From left to right, Luis Felipe Giraldo, Laura Rocha and Jose Daniel Ramirez, from R3Analytics
Next, Laura Rocha (Wagner ’20), Jose Daniel Ramirez and Luis Felipe Giraldo took the stage to present R3Analytics. Their startup is an AI-based platform that extracts, analyzes and understands public data using machine-learning to empower sales and marketing of consumer packaged goods companies with evidence to decide where to distribute and maximize the revenue. Leveraging their current job as consultants, team members plan to continue customer discovery and expand their connections with potential client companies within the local Latino community, while developing their software tools.
From left to right, Sydney McCoy and Rina G. Patel, from The Thinkers
The team at The Thinkers, led by Rina G. Patel (Gallatin ’20) and Sydney McCoy, seeks to create a coaching platform for NYC middle class parents of teens diagnosed with ADHD, through engaging easy-to-digest parents and family courses as well as creating an ongoing, parent-to-parent support community. Embracing the concept of specificity, the two founders approached the broad and deeply felt task of helping teens with ADHD, and narrowed their business proposition down to a very specific target problem and customer segments, tailoring specific services, key activities and resources. Their enthusiasm, together with their care for parent-child relationship, will surely bring The Thinkers towards bright horizons in its mission to help parents shape their kids into resilient, independent thinkers.
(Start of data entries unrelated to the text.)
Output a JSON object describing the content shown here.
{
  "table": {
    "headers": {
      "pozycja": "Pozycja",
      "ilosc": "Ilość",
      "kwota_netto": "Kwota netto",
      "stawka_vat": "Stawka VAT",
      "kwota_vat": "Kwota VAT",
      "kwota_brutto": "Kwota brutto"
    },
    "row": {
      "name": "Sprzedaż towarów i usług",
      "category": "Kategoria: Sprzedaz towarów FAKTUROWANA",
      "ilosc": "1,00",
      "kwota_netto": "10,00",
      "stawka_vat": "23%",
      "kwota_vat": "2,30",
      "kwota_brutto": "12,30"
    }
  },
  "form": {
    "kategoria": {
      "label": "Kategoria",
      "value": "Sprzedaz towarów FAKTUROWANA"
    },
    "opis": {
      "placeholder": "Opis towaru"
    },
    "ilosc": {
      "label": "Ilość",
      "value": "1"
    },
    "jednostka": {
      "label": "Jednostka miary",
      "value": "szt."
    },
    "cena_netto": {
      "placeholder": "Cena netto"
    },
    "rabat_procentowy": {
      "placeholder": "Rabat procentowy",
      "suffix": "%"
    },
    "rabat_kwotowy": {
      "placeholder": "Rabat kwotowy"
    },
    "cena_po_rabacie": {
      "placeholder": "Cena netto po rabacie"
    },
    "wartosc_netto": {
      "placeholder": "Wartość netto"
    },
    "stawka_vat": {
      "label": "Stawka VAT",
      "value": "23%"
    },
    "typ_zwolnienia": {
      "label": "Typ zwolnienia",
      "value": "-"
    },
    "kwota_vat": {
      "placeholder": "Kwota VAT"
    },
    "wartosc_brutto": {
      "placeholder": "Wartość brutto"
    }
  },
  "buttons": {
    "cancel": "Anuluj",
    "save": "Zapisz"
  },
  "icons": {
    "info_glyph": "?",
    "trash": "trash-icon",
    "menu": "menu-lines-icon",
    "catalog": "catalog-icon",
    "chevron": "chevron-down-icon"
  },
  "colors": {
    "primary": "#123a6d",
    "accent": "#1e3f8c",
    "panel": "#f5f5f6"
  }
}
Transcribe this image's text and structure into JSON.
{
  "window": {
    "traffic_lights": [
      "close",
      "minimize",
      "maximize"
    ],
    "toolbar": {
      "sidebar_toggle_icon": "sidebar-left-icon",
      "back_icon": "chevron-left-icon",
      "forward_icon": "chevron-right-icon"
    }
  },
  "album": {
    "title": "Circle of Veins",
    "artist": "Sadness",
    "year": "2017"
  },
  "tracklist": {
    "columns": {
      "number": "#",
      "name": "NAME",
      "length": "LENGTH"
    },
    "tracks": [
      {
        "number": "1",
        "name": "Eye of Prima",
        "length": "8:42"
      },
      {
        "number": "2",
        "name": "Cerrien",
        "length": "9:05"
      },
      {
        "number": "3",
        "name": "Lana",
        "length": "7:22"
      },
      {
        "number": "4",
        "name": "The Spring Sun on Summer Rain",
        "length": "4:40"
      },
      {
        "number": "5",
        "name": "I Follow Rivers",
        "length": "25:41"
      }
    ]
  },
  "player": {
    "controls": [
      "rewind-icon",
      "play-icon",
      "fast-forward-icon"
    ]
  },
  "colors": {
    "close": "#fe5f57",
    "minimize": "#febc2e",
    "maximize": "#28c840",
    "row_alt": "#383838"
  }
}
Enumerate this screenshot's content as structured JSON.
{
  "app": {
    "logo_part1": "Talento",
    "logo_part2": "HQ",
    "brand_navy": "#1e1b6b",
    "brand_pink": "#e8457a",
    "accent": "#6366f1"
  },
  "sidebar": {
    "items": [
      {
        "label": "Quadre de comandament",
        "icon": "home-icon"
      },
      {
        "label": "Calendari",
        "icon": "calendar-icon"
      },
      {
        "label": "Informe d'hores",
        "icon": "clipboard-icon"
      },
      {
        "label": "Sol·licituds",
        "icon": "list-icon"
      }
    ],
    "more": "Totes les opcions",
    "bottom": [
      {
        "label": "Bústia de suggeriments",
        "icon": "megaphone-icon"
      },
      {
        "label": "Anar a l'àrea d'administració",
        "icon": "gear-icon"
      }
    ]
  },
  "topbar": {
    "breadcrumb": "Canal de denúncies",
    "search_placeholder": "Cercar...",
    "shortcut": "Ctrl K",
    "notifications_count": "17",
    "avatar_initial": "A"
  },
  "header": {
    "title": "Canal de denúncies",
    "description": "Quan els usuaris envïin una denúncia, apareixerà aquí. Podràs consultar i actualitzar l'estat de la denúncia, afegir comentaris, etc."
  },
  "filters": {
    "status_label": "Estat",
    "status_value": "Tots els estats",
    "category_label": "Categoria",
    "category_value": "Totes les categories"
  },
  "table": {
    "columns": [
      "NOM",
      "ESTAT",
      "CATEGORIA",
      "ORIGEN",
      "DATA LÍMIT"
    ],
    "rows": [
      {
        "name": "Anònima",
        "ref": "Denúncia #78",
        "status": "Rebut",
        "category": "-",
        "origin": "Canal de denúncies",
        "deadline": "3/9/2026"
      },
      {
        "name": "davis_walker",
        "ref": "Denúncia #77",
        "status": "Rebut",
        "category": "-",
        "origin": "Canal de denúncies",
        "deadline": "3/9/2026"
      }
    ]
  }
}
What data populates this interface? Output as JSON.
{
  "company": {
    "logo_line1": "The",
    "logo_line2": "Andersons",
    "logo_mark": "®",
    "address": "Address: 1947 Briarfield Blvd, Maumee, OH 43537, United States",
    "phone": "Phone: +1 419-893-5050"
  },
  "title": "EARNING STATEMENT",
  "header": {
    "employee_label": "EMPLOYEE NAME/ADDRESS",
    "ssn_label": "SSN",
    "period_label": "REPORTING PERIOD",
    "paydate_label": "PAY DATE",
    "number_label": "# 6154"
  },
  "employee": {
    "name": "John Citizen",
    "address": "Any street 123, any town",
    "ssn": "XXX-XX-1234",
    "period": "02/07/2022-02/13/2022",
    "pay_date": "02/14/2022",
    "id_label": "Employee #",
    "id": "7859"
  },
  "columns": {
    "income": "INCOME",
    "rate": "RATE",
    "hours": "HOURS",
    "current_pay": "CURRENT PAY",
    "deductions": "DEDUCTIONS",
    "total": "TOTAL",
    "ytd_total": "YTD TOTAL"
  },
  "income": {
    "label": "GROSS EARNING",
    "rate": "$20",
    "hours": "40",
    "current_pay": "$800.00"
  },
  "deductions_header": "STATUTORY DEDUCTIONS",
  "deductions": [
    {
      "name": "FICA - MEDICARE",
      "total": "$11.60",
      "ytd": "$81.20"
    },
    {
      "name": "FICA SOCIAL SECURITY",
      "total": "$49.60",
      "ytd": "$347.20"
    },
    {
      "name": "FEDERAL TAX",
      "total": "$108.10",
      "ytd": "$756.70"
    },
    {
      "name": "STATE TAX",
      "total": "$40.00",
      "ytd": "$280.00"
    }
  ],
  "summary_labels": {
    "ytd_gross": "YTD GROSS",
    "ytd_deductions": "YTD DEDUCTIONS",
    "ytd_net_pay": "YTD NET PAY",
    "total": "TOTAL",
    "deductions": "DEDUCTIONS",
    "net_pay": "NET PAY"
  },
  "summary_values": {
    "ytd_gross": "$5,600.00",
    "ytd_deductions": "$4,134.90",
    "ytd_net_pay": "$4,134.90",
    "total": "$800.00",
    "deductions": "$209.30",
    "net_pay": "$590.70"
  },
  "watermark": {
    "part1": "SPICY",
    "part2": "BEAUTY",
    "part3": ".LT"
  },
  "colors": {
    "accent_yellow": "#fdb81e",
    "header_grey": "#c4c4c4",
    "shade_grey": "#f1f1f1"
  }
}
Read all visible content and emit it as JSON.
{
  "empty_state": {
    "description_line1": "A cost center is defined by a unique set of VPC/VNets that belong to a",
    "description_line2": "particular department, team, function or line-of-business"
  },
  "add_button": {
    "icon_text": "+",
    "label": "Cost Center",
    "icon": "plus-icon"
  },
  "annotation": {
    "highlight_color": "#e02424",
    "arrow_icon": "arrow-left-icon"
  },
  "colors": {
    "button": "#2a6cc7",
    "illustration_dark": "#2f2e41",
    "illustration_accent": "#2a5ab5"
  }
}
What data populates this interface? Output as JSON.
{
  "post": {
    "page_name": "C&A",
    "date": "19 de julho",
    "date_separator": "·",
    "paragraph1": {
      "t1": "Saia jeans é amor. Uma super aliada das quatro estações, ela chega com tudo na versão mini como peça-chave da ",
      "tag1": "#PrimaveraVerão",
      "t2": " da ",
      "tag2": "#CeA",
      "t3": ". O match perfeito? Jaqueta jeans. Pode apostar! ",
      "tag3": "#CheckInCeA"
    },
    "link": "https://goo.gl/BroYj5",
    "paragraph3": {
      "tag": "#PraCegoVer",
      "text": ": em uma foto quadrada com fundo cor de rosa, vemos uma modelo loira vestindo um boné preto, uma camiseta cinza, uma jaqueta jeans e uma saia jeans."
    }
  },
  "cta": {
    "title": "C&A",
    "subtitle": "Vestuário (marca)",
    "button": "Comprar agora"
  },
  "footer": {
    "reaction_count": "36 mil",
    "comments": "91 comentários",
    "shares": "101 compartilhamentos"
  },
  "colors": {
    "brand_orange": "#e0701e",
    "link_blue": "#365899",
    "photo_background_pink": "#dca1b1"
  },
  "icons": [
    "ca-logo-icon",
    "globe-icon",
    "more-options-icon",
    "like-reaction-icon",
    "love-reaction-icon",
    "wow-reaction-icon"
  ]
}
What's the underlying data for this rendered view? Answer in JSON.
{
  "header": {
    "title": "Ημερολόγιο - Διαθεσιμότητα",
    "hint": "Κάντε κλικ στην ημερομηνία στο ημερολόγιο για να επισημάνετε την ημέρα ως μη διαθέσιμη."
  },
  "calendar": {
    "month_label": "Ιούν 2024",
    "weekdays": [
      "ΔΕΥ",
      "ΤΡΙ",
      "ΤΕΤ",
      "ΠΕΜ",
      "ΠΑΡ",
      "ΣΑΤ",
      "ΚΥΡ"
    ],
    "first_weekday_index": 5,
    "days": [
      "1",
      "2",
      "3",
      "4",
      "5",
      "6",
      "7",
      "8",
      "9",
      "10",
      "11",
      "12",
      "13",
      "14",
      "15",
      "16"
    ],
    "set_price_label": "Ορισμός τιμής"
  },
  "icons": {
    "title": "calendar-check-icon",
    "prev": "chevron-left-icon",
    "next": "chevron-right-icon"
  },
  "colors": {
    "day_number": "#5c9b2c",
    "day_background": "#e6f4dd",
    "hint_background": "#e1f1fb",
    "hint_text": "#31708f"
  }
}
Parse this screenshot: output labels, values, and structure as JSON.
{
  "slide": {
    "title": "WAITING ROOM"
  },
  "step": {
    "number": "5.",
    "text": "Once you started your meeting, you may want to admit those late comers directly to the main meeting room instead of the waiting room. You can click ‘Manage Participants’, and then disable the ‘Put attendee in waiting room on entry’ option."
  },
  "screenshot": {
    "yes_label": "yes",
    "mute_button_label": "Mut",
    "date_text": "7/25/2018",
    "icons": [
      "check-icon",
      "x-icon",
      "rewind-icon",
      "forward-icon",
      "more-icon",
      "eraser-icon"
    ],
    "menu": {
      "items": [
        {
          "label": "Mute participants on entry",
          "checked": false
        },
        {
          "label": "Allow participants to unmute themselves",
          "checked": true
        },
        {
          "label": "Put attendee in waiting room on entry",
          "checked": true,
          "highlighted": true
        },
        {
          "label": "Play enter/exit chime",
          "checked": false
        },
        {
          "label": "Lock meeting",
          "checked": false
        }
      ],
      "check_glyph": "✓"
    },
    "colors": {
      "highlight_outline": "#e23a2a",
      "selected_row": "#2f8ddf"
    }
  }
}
From left to right, Akash Yadav and Asnat Ghebremedhin, from Guava
Last but not least, is Guava, a “Know-Your-Customer” verification tool for consumer lending financial technology companies of developing countries. Asnat Ghebremedhin (CUSP ’20) and Akash Yadav (CUSP ’20) want to help Product Managers to de-risk and increase profitability of loans provided by their companies to under-documented people. Addressing an international market, Guava faced extra challenges in conducting their customer interviews, due to language barriers and time zone differences. This urge for adaptation impacted their business model, for which they explored tailored resources and channels to be used in the specific market areas of interest (i.e. India, Nigeria and Kenya). SMS-texts may not be that popular in the US anymore, but they may come still handy in business-to-consumer communication in developing countries.
In conclusion, the 2020 J-term Startup Sprint was full of brilliant ideas. Each one of the 11 participating startups delved into, expanded or completely reshaped their value propositions, but motivation and hard work is certainly what defined all their experiences. While there is still a lot of work to do, a bright future awaits these young entrepreneurs!
Above: J-Term 2020 Startup Sprint Participants